About this task - Below are the records; copy every line in them that holds the string "root".

[Entries taken from a collection]
[Start of Attachment]
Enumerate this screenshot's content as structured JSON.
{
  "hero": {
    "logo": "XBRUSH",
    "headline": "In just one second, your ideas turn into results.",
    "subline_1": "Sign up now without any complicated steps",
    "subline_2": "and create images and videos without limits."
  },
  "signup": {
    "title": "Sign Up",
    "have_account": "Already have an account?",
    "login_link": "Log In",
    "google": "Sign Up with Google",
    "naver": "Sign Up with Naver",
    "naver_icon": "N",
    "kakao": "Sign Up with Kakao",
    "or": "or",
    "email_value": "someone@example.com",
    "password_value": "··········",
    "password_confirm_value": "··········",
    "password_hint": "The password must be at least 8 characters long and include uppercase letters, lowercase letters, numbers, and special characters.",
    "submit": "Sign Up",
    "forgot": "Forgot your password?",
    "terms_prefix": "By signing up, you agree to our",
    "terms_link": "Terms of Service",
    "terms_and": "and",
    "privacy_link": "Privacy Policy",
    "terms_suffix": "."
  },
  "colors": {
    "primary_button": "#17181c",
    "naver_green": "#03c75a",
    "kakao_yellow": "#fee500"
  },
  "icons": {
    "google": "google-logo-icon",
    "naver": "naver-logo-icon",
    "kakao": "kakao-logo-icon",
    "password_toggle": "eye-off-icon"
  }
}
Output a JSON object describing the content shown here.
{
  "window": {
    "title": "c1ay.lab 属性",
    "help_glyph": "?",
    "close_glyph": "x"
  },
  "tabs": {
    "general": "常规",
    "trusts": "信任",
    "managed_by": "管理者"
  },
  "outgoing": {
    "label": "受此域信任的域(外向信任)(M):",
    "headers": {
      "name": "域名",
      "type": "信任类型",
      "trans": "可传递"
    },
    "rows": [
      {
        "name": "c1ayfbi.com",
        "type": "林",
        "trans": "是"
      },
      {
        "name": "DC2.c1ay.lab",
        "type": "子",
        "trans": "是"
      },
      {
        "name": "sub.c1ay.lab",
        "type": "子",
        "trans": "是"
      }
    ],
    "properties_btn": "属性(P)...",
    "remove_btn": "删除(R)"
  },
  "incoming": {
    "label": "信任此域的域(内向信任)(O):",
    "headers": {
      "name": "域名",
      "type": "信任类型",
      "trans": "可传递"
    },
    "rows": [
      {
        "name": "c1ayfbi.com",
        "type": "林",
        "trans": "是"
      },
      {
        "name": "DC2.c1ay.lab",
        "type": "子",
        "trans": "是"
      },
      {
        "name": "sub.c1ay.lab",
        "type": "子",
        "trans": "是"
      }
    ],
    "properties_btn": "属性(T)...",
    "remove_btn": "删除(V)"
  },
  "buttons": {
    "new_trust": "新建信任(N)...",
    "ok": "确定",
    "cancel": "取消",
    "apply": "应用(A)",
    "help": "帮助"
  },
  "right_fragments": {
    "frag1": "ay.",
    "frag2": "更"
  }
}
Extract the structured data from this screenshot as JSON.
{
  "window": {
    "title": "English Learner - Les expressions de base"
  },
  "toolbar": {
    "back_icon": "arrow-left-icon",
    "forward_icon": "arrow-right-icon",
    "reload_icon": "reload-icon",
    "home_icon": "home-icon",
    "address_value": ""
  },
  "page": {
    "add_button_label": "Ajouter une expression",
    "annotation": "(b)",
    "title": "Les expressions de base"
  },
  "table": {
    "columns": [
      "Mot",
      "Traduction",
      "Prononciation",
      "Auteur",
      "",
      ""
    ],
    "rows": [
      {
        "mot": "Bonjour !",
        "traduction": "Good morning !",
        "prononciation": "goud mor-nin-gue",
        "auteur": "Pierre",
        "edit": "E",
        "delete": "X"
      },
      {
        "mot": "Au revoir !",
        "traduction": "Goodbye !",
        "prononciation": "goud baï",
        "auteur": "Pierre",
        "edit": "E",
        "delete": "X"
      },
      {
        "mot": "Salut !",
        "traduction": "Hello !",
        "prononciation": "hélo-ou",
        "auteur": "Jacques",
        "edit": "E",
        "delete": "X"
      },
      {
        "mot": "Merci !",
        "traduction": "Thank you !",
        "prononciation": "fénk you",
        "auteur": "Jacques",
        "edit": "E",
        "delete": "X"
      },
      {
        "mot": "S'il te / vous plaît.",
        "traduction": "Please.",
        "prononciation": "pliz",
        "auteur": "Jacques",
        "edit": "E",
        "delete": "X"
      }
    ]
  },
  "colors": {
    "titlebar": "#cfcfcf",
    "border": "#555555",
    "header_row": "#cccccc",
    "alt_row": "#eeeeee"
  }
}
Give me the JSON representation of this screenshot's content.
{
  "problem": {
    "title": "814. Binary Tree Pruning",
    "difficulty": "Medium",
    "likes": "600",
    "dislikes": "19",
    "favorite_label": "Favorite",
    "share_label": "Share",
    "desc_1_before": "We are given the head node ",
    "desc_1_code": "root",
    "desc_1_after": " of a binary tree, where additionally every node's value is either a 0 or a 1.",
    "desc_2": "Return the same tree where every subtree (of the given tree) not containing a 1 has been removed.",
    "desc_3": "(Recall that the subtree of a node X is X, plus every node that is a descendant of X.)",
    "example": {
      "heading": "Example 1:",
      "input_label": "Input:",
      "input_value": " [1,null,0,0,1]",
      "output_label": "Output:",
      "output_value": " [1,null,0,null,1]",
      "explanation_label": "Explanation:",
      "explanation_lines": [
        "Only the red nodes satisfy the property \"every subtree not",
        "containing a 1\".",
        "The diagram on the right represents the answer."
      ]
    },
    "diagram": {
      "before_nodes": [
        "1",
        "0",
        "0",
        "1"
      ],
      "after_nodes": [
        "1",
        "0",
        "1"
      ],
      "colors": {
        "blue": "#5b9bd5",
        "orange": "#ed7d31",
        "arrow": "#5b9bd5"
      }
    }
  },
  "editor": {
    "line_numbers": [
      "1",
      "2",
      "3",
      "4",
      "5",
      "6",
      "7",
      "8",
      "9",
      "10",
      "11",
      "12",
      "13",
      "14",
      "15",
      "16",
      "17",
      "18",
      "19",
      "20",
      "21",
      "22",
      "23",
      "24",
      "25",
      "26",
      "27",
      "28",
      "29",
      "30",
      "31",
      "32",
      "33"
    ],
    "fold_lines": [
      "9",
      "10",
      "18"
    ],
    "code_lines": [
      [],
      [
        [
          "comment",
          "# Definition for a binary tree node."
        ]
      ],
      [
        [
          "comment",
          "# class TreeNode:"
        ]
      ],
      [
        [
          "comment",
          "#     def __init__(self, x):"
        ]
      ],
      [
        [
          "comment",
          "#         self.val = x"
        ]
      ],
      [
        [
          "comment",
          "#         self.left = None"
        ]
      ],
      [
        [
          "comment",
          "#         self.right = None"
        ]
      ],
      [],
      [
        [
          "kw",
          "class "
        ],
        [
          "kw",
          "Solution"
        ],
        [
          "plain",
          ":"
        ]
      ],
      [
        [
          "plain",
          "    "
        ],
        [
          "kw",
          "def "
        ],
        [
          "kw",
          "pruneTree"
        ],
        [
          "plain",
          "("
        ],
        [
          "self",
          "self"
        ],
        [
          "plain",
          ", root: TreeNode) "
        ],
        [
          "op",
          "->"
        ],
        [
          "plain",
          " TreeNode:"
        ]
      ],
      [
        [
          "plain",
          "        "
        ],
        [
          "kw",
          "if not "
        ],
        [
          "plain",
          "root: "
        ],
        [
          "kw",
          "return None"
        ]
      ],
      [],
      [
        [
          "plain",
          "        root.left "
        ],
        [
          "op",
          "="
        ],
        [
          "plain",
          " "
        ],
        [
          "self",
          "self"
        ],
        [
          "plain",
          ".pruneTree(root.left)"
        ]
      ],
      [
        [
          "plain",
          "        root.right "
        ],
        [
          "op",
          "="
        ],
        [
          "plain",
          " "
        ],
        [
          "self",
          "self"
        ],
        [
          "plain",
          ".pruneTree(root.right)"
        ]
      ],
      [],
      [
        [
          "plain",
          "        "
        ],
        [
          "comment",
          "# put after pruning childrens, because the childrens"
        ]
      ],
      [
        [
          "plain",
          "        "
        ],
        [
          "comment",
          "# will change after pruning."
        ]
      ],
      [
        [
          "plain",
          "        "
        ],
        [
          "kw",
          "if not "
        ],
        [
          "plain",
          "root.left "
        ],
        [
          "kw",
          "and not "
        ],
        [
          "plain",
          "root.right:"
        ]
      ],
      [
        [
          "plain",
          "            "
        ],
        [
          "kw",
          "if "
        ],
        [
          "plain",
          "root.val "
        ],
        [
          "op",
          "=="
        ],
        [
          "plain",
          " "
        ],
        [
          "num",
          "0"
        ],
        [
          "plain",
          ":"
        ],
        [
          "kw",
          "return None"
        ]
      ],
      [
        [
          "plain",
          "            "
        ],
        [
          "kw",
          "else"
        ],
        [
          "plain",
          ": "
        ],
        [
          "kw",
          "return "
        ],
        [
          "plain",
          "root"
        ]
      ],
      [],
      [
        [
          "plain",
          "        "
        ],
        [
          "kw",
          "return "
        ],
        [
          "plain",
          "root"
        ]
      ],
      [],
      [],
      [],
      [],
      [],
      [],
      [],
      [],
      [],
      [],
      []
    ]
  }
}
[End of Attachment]
Written response -
    "desc_1_code": "root",
          ", root: TreeNode) "
          "root: "
          "        root.left "
          ".pruneTree(root.left)"
          "        root.right "
          ".pruneTree(root.right)"
          "root.left "
          "root.right:"
          "root.val "
          "root"
          "root"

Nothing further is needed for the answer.